╔══

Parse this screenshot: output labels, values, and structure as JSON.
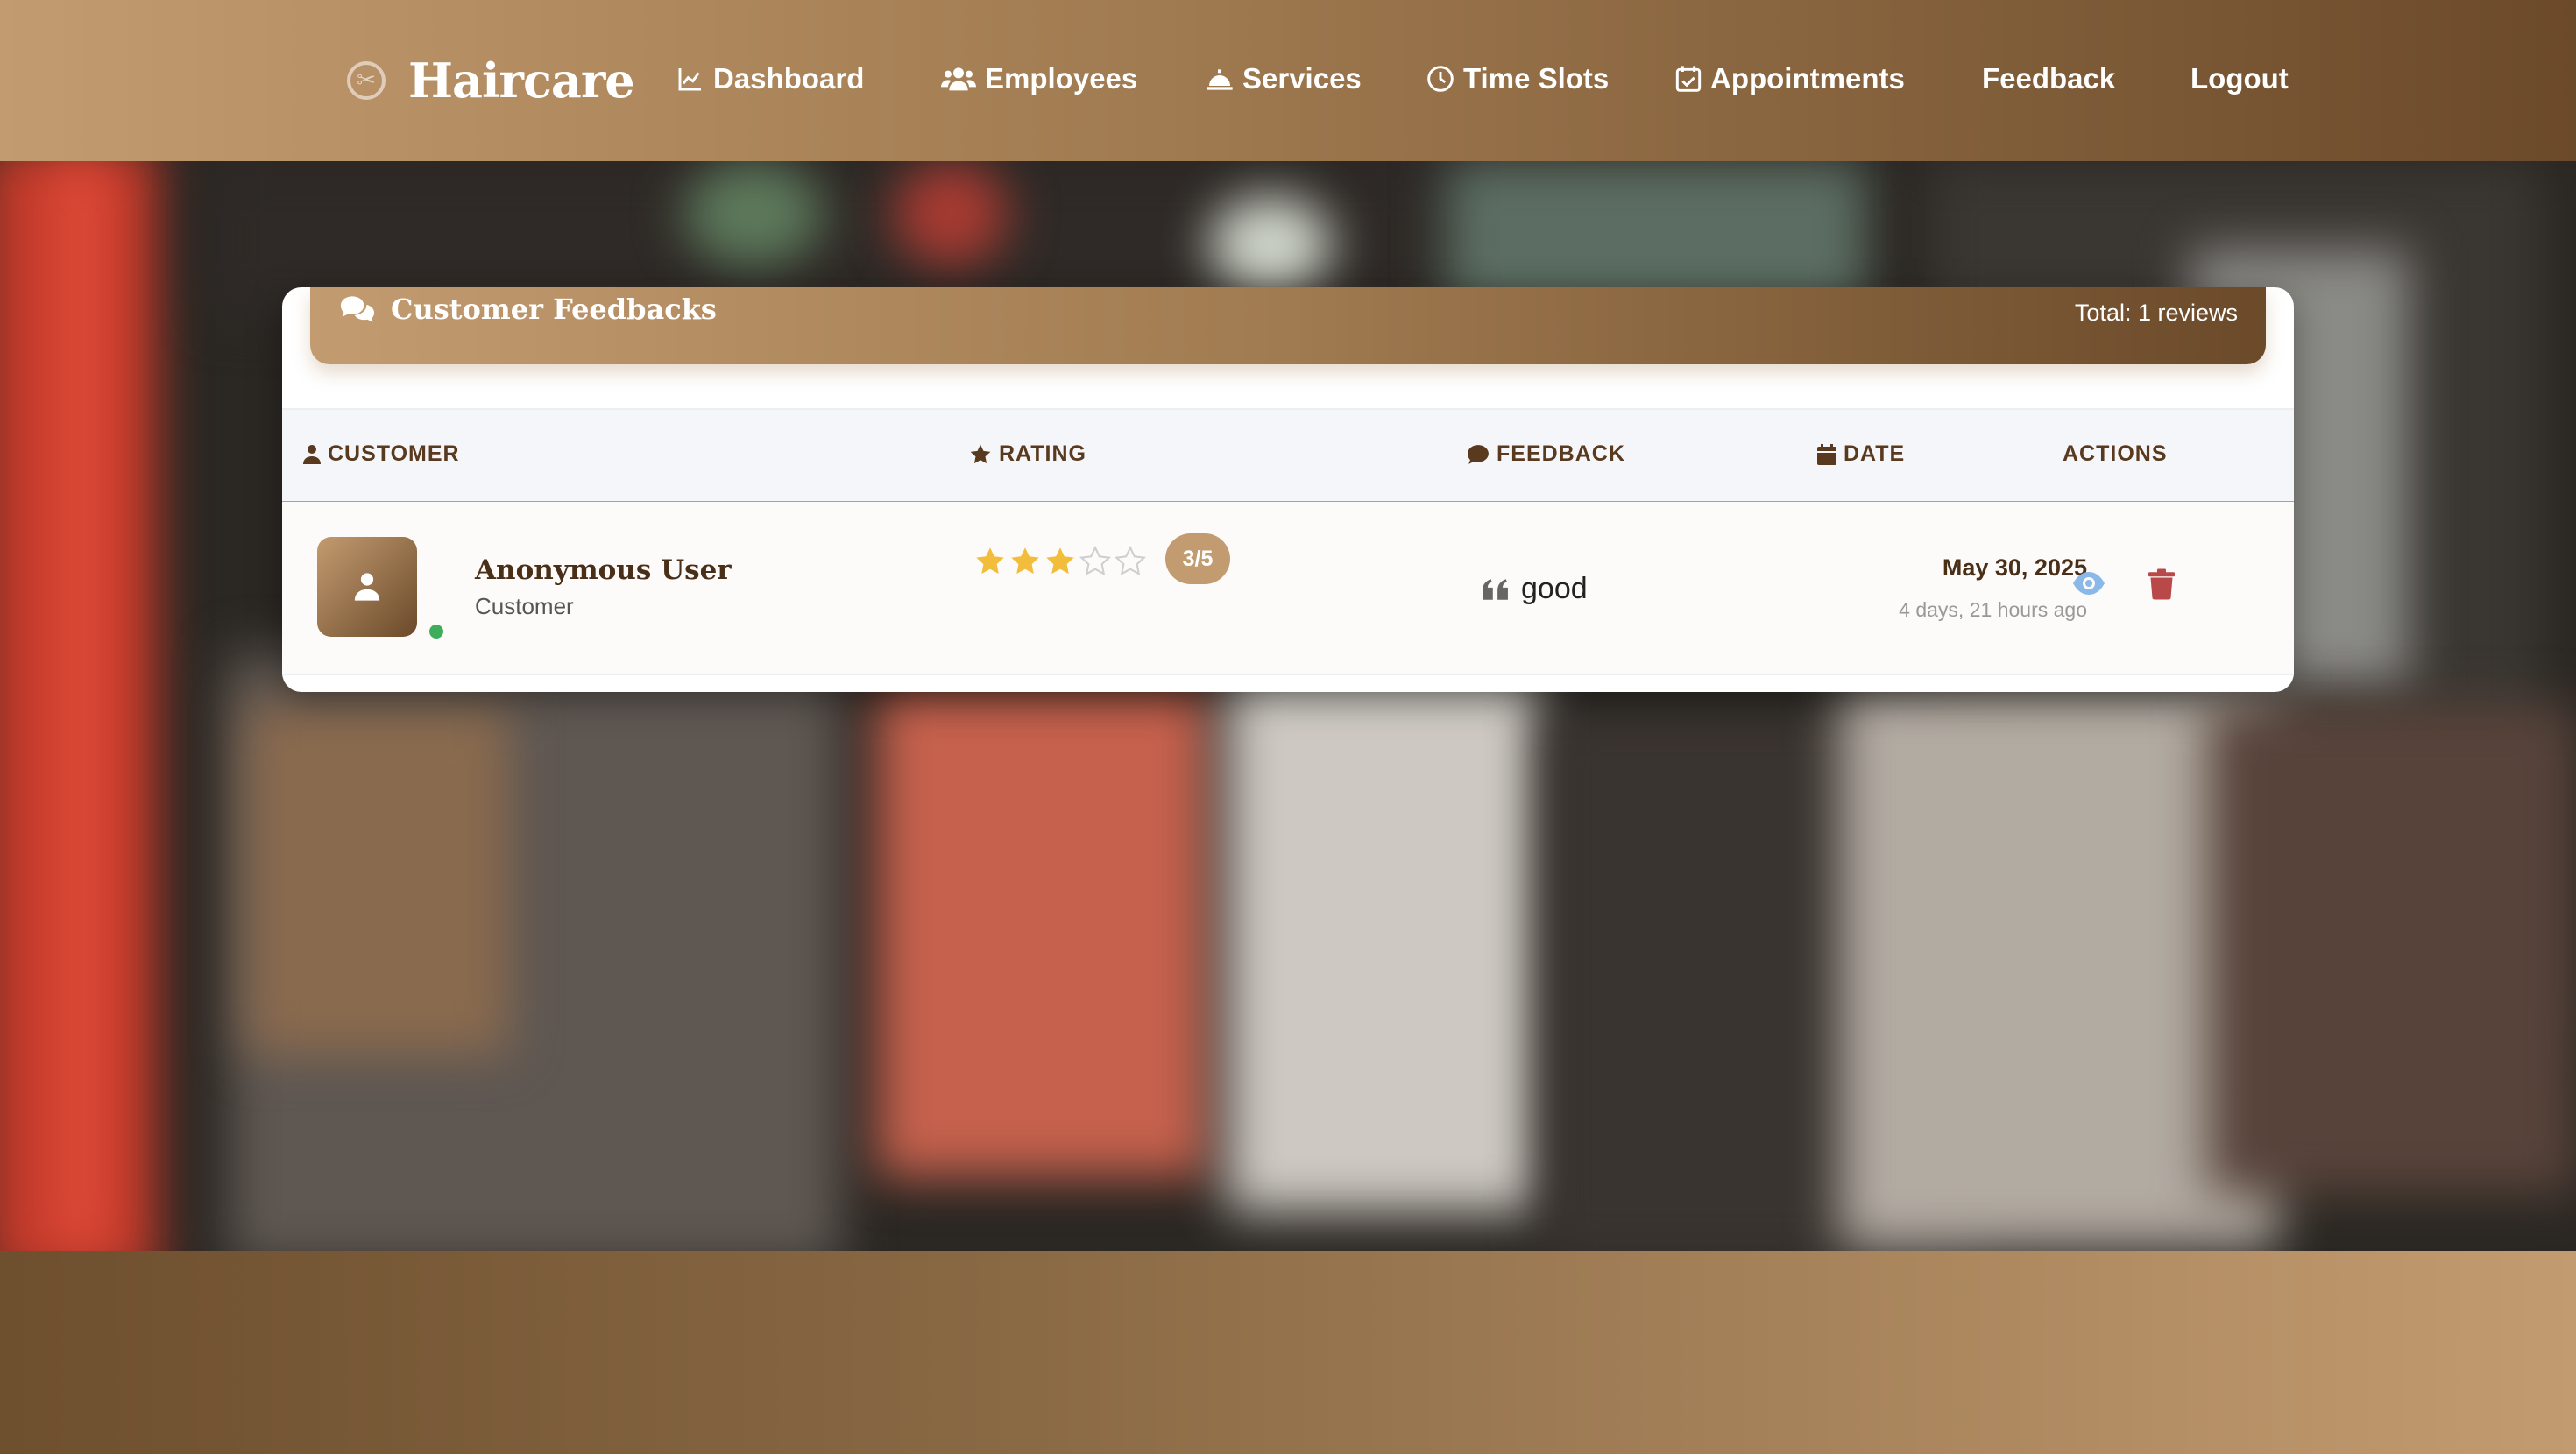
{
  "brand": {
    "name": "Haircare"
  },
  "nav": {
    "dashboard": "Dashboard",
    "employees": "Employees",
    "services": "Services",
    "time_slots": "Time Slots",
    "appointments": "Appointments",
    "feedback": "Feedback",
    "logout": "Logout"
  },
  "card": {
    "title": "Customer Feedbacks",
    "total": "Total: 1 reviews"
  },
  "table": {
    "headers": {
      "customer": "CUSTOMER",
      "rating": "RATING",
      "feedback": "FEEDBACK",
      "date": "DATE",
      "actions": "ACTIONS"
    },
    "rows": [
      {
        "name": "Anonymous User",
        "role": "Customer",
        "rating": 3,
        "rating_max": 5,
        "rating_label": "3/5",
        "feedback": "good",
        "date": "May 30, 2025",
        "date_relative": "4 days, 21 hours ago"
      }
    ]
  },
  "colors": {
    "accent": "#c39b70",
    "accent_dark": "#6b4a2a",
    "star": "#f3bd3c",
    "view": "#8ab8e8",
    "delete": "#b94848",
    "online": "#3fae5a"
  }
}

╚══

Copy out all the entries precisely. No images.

Parse this screenshot: output labels, values, and structure as JSON.
{
  "brand": {
    "name": "Haircare"
  },
  "nav": {
    "dashboard": "Dashboard",
    "employees": "Employees",
    "services": "Services",
    "time_slots": "Time Slots",
    "appointments": "Appointments",
    "feedback": "Feedback",
    "logout": "Logout"
  },
  "card": {
    "title": "Customer Feedbacks",
    "total": "Total: 1 reviews"
  },
  "table": {
    "headers": {
      "customer": "CUSTOMER",
      "rating": "RATING",
      "feedback": "FEEDBACK",
      "date": "DATE",
      "actions": "ACTIONS"
    },
    "rows": [
      {
        "name": "Anonymous User",
        "role": "Customer",
        "rating": 3,
        "rating_max": 5,
        "rating_label": "3/5",
        "feedback": "good",
        "date": "May 30, 2025",
        "date_relative": "4 days, 21 hours ago"
      }
    ]
  },
  "colors": {
    "accent": "#c39b70",
    "accent_dark": "#6b4a2a",
    "star": "#f3bd3c",
    "view": "#8ab8e8",
    "delete": "#b94848",
    "online": "#3fae5a"
  }
}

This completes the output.